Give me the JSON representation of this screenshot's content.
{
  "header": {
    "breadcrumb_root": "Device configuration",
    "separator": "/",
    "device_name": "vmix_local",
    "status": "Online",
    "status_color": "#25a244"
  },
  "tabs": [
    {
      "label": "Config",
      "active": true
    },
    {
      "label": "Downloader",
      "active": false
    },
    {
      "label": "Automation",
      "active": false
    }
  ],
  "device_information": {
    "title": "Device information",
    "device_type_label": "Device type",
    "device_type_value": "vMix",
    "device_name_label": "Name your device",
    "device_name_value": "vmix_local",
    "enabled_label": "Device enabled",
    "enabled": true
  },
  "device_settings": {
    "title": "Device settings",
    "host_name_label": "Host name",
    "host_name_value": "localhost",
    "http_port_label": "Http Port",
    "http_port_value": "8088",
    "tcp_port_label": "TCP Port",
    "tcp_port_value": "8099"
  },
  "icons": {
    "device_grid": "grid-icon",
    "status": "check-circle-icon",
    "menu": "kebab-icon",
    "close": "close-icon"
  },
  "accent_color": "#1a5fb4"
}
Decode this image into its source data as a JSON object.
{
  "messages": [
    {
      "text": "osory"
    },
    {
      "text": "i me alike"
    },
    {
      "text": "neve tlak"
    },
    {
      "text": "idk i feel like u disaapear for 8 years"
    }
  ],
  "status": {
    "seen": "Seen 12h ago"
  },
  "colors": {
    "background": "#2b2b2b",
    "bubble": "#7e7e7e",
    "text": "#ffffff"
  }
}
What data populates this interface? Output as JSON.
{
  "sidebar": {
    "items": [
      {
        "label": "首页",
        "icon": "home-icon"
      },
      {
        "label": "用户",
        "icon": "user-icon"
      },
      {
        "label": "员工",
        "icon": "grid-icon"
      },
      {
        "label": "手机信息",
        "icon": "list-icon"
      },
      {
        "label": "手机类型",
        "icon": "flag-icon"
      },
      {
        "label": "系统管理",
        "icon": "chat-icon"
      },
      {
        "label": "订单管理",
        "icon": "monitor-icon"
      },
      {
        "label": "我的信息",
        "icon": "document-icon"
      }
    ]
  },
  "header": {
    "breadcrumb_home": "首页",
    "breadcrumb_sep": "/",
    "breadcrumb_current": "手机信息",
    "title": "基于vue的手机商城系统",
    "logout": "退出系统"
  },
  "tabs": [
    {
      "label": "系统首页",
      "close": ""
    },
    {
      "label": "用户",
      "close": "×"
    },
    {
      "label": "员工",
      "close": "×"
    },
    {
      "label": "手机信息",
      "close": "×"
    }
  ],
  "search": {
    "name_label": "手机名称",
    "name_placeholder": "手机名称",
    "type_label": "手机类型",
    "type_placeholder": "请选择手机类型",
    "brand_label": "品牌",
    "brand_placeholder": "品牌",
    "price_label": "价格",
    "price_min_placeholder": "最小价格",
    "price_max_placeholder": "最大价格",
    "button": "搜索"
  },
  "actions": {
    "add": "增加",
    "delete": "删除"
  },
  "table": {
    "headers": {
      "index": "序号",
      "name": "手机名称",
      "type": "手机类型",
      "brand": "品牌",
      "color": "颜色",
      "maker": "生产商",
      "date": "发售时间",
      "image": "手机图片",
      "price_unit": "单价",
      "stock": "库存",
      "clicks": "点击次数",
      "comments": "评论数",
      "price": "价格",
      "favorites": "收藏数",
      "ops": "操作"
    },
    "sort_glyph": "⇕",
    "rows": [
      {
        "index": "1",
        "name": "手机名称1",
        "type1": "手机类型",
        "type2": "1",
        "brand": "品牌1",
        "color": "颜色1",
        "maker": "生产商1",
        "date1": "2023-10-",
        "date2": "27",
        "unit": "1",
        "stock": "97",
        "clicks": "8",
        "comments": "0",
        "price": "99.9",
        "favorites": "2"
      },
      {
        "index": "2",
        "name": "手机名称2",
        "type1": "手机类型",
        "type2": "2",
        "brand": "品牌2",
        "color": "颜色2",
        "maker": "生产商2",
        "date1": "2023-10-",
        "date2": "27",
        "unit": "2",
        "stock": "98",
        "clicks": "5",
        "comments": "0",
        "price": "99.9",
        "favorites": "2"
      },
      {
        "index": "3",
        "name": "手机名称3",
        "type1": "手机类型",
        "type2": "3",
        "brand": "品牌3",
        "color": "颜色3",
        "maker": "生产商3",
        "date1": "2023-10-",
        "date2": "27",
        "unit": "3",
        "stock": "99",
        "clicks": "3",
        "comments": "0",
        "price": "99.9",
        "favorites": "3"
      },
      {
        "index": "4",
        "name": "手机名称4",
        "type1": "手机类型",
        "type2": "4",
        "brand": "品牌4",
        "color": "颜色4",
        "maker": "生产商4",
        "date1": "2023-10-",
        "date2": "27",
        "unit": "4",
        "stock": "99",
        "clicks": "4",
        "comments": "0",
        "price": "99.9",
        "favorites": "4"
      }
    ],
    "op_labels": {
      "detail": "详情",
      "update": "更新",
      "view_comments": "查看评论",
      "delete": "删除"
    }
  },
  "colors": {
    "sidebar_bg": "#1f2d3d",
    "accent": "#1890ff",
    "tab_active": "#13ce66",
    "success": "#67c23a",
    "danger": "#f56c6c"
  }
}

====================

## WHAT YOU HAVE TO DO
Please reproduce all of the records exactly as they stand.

## SOLUTION TO THIS TASK
Give me the JSON representation of this screenshot's content.
{
  "header": {
    "breadcrumb_root": "Device configuration",
    "separator": "/",
    "device_name": "vmix_local",
    "status": "Online",
    "status_color": "#25a244"
  },
  "tabs": [
    {
      "label": "Config",
      "active": true
    },
    {
      "label": "Downloader",
      "active": false
    },
    {
      "label": "Automation",
      "active": false
    }
  ],
  "device_information": {
    "title": "Device information",
    "device_type_label": "Device type",
    "device_type_value": "vMix",
    "device_name_label": "Name your device",
    "device_name_value": "vmix_local",
    "enabled_label": "Device enabled",
    "enabled": true
  },
  "device_settings": {
    "title": "Device settings",
    "host_name_label": "Host name",
    "host_name_value": "localhost",
    "http_port_label": "Http Port",
    "http_port_value": "8088",
    "tcp_port_label": "TCP Port",
    "tcp_port_value": "8099"
  },
  "icons": {
    "device_grid": "grid-icon",
    "status": "check-circle-icon",
    "menu": "kebab-icon",
    "close": "close-icon"
  },
  "accent_color": "#1a5fb4"
}
Decode this image into its source data as a JSON object.
{
  "messages": [
    {
      "text": "osory"
    },
    {
      "text": "i me alike"
    },
    {
      "text": "neve tlak"
    },
    {
      "text": "idk i feel like u disaapear for 8 years"
    }
  ],
  "status": {
    "seen": "Seen 12h ago"
  },
  "colors": {
    "background": "#2b2b2b",
    "bubble": "#7e7e7e",
    "text": "#ffffff"
  }
}
What data populates this interface? Output as JSON.
{
  "sidebar": {
    "items": [
      {
        "label": "首页",
        "icon": "home-icon"
      },
      {
        "label": "用户",
        "icon": "user-icon"
      },
      {
        "label": "员工",
        "icon": "grid-icon"
      },
      {
        "label": "手机信息",
        "icon": "list-icon"
      },
      {
        "label": "手机类型",
        "icon": "flag-icon"
      },
      {
        "label": "系统管理",
        "icon": "chat-icon"
      },
      {
        "label": "订单管理",
        "icon": "monitor-icon"
      },
      {
        "label": "我的信息",
        "icon": "document-icon"
      }
    ]
  },
  "header": {
    "breadcrumb_home": "首页",
    "breadcrumb_sep": "/",
    "breadcrumb_current": "手机信息",
    "title": "基于vue的手机商城系统",
    "logout": "退出系统"
  },
  "tabs": [
    {
      "label": "系统首页",
      "close": ""
    },
    {
      "label": "用户",
      "close": "×"
    },
    {
      "label": "员工",
      "close": "×"
    },
    {
      "label": "手机信息",
      "close": "×"
    }
  ],
  "search": {
    "name_label": "手机名称",
    "name_placeholder": "手机名称",
    "type_label": "手机类型",
    "type_placeholder": "请选择手机类型",
    "brand_label": "品牌",
    "brand_placeholder": "品牌",
    "price_label": "价格",
    "price_min_placeholder": "最小价格",
    "price_max_placeholder": "最大价格",
    "button": "搜索"
  },
  "actions": {
    "add": "增加",
    "delete": "删除"
  },
  "table": {
    "headers": {
      "index": "序号",
      "name": "手机名称",
      "type": "手机类型",
      "brand": "品牌",
      "color": "颜色",
      "maker": "生产商",
      "date": "发售时间",
      "image": "手机图片",
      "price_unit": "单价",
      "stock": "库存",
      "clicks": "点击次数",
      "comments": "评论数",
      "price": "价格",
      "favorites": "收藏数",
      "ops": "操作"
    },
    "sort_glyph": "⇕",
    "rows": [
      {
        "index": "1",
        "name": "手机名称1",
        "type1": "手机类型",
        "type2": "1",
        "brand": "品牌1",
        "color": "颜色1",
        "maker": "生产商1",
        "date1": "2023-10-",
        "date2": "27",
        "unit": "1",
        "stock": "97",
        "clicks": "8",
        "comments": "0",
        "price": "99.9",
        "favorites": "2"
      },
      {
        "index": "2",
        "name": "手机名称2",
        "type1": "手机类型",
        "type2": "2",
        "brand": "品牌2",
        "color": "颜色2",
        "maker": "生产商2",
        "date1": "2023-10-",
        "date2": "27",
        "unit": "2",
        "stock": "98",
        "clicks": "5",
        "comments": "0",
        "price": "99.9",
        "favorites": "2"
      },
      {
        "index": "3",
        "name": "手机名称3",
        "type1": "手机类型",
        "type2": "3",
        "brand": "品牌3",
        "color": "颜色3",
        "maker": "生产商3",
        "date1": "2023-10-",
        "date2": "27",
        "unit": "3",
        "stock": "99",
        "clicks": "3",
        "comments": "0",
        "price": "99.9",
        "favorites": "3"
      },
      {
        "index": "4",
        "name": "手机名称4",
        "type1": "手机类型",
        "type2": "4",
        "brand": "品牌4",
        "color": "颜色4",
        "maker": "生产商4",
        "date1": "2023-10-",
        "date2": "27",
        "unit": "4",
        "stock": "99",
        "clicks": "4",
        "comments": "0",
        "price": "99.9",
        "favorites": "4"
      }
    ],
    "op_labels": {
      "detail": "详情",
      "update": "更新",
      "view_comments": "查看评论",
      "delete": "删除"
    }
  },
  "colors": {
    "sidebar_bg": "#1f2d3d",
    "accent": "#1890ff",
    "tab_active": "#13ce66",
    "success": "#67c23a",
    "danger": "#f56c6c"
  }
}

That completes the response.